* ABOUT THIS EXERCISE *
Your response should consist of the records below, repeated exactly.

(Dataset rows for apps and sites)
= = = =

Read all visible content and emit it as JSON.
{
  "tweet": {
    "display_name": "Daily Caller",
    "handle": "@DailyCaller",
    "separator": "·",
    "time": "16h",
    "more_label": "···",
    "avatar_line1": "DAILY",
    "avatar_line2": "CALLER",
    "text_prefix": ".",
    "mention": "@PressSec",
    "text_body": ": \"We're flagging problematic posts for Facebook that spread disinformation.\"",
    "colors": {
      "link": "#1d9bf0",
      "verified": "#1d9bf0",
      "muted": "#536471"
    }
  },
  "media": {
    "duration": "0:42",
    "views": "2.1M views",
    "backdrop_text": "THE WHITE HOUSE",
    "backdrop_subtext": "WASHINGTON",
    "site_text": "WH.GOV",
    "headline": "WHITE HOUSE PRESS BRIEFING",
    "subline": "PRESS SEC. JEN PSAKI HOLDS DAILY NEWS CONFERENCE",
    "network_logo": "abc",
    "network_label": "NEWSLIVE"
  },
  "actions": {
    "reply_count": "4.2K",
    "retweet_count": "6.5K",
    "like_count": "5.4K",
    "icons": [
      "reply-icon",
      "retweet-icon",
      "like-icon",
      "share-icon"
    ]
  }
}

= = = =

* ANSWER SPACE *
Read all visible content and emit it as JSON.
{
  "tweet": {
    "display_name": "Daily Caller",
    "handle": "@DailyCaller",
    "separator": "·",
    "time": "16h",
    "more_label": "···",
    "avatar_line1": "DAILY",
    "avatar_line2": "CALLER",
    "text_prefix": ".",
    "mention": "@PressSec",
    "text_body": ": \"We're flagging problematic posts for Facebook that spread disinformation.\"",
    "colors": {
      "link": "#1d9bf0",
      "verified": "#1d9bf0",
      "muted": "#536471"
    }
  },
  "media": {
    "duration": "0:42",
    "views": "2.1M views",
    "backdrop_text": "THE WHITE HOUSE",
    "backdrop_subtext": "WASHINGTON",
    "site_text": "WH.GOV",
    "headline": "WHITE HOUSE PRESS BRIEFING",
    "subline": "PRESS SEC. JEN PSAKI HOLDS DAILY NEWS CONFERENCE",
    "network_logo": "abc",
    "network_label": "NEWSLIVE"
  },
  "actions": {
    "reply_count": "4.2K",
    "retweet_count": "6.5K",
    "like_count": "5.4K",
    "icons": [
      "reply-icon",
      "retweet-icon",
      "like-icon",
      "share-icon"
    ]
  }
}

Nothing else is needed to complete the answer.